Here is an expansion on the idea to use SQLite triggers for undo/redo in applications. In particular, this solution keeps all history, and thus can be converted to and from git (or other version control systems), using CSV files for example.
The presentation style is that of a napkin during dinner. I’ll put in more details later, in particular how to integrate this into python/sqlalchemy.
Update: Some comments on the notes. Page 1 shows the application view. The user performs some actions on the program that cause changes to the object database: New instances are created, existing ones changed or deleted. Some actions (like “Create Blob”) affect more than one object and should be committed in a transaction. Undoing an action should also undo all related object changes in one atomic operation. The solution to this problem is to track all changes to object tables in the database automatically using SQL triggers, leaving enough trace information to be able to undo and redo individual actions, and maybe even exporting them to a Git repository where more complex actions can be taken (cherry picking, rebasing, etc).
Page 2 shows the additional tables needed by the version control system (
Vc prefix). The VcCommits table has one row for each user action, or “commit”. The description is a human-readable string, usually shown in the Edit menu of the application in the Undo/Redo items. The timestamp can be used for conversion to a Git repository, it is informative but serves a double purpose: A missing timestamp shows a commit “in construction”: While the timestamp is not assigned, further individual object changes can be added to the commit. Only when the timestamp is filled in is the commit complete. Most important is the parent column, which indicates the order in which actions were performed. The parent relationship overlays a tree structure on the set of all commits. If a user undo’s an action and then performs new actions, a branch is created that shares the parent with the previous redo item.
The VcRevisions table lists all object changes in commits. It has a foreign key reference to the VcCommits table to express the one-to-many relationship between commits and (object) revisions. The foreign key reference can take the “on delete cascade” option. An object can be inserted, updated, or deleted, as indicated by the action column. As the object-specific data does not fit a single table schema, we keep one additional
Vc\_ table per object type, holding the object specific data. As there are many different such tables, we have to reference them indirectly by name instead of using foreign key references; this is what the tid column does. We do not say which row id in the “Vc_” table belongs to this VcRevision entry, as that would mean another table update which serves no useful purpose.
The triggers then check for a pending commit object in the VcCommits table, and if it is found, they append an item to the VcRevisions table, before filling in the object-specific data. Because we can not transfer information from one query to another in a trigger sequence, we have to use sub-queries. An example is shown in page 3.

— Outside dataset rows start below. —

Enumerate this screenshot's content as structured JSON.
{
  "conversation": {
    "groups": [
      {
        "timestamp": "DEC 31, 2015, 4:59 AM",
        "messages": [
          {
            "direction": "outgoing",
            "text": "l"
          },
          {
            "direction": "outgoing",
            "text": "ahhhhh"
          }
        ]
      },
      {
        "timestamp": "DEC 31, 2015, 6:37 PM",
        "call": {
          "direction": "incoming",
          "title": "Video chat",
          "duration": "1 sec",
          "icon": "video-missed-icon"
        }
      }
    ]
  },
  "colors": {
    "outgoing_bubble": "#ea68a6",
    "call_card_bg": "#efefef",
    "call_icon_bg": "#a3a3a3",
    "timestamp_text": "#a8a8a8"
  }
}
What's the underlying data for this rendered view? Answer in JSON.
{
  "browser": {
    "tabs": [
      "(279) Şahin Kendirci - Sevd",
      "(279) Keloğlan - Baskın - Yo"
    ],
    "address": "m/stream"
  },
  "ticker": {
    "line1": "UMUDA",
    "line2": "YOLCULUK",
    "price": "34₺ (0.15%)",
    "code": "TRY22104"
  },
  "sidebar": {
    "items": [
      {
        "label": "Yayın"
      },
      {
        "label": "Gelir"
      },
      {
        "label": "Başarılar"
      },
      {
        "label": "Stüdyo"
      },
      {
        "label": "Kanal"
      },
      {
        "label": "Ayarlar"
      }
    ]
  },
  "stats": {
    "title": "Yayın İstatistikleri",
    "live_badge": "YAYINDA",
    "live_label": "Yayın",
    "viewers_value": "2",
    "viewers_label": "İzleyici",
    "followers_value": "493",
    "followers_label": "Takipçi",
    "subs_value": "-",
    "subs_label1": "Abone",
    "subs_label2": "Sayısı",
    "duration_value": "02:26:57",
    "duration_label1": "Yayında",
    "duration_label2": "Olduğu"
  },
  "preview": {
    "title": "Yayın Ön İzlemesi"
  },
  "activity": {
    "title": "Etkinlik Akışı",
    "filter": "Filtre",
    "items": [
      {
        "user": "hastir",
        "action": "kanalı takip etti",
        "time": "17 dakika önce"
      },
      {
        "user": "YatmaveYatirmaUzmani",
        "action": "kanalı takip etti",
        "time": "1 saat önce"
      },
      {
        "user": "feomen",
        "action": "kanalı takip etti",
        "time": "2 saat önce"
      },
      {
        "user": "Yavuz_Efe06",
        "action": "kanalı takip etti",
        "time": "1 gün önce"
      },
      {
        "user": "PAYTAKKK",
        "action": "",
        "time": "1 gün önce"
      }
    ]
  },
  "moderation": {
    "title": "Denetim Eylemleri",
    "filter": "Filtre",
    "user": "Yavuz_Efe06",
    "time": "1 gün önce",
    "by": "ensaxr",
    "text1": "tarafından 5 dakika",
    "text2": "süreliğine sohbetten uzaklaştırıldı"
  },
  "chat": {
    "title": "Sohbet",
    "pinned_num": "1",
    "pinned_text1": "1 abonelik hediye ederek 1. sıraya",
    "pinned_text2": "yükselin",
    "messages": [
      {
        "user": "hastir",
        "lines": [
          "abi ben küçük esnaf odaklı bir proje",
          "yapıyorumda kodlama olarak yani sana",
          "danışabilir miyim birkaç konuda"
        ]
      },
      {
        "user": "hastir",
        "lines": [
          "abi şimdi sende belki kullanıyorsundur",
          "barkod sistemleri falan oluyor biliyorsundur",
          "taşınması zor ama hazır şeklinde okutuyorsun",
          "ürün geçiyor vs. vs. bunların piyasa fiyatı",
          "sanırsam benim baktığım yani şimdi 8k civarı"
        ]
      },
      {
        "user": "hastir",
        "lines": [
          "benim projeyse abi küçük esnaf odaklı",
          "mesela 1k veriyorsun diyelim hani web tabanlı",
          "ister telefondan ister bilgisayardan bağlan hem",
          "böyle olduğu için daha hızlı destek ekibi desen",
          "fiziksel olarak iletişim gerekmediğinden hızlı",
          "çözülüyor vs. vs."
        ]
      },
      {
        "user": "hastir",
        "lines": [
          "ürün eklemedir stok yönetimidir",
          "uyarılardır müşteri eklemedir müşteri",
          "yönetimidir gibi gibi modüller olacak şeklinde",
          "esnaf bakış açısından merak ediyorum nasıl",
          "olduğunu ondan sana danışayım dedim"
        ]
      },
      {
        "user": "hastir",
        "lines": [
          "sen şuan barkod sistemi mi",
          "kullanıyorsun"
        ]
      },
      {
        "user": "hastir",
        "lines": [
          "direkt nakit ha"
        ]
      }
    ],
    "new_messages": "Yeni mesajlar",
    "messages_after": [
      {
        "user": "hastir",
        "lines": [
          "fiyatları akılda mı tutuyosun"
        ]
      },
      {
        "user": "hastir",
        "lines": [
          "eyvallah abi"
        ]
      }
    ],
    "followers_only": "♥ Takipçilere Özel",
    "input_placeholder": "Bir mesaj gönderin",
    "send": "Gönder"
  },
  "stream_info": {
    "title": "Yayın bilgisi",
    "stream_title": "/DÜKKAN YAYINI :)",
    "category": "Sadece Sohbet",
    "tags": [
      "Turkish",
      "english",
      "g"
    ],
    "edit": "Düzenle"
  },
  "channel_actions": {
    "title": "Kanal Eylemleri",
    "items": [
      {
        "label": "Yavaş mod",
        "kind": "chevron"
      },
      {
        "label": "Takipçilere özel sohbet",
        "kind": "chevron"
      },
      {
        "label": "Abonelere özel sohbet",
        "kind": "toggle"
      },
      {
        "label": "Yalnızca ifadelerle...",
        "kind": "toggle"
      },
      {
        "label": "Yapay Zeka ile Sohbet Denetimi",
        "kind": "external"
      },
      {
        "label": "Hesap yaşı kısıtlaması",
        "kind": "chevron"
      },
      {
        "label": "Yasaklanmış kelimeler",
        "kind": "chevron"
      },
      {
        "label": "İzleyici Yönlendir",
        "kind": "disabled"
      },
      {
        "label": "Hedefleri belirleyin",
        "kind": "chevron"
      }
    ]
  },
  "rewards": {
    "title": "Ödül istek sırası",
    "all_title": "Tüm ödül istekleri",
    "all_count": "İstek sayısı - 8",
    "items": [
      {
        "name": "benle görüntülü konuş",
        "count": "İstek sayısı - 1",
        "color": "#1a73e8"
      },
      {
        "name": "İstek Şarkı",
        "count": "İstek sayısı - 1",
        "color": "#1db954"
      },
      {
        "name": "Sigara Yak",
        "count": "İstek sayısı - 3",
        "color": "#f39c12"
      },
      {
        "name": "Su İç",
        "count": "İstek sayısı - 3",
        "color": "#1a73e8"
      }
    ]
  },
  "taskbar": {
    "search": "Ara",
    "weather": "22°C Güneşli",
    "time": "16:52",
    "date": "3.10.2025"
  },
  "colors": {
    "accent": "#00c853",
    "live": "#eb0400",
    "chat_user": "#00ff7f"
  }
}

Some notes on the schema design:
In the case of a delete operation, we assign NULL to every data column in the object-specific
Vc_table. We could also emit the row entirely for delete actions, but keeping them makes these tables more readable stand-alone, and makes the schema more consistent, thus simpler to understand in a first approach.
The “Vc_” tables reference the VcRevisions table, and not the other way round. Although there is a one-to-one relationship, only this way we can use real foreign key references, because every rid column in a “Vc_” table points to the same VcRevision table, but the VcRevisions table would have to point to many different
The underscore in
Vc_creates a private namespace for all object-specific tables and thus prevents name collisions (imagine an object type “Commits” or “Revisions”).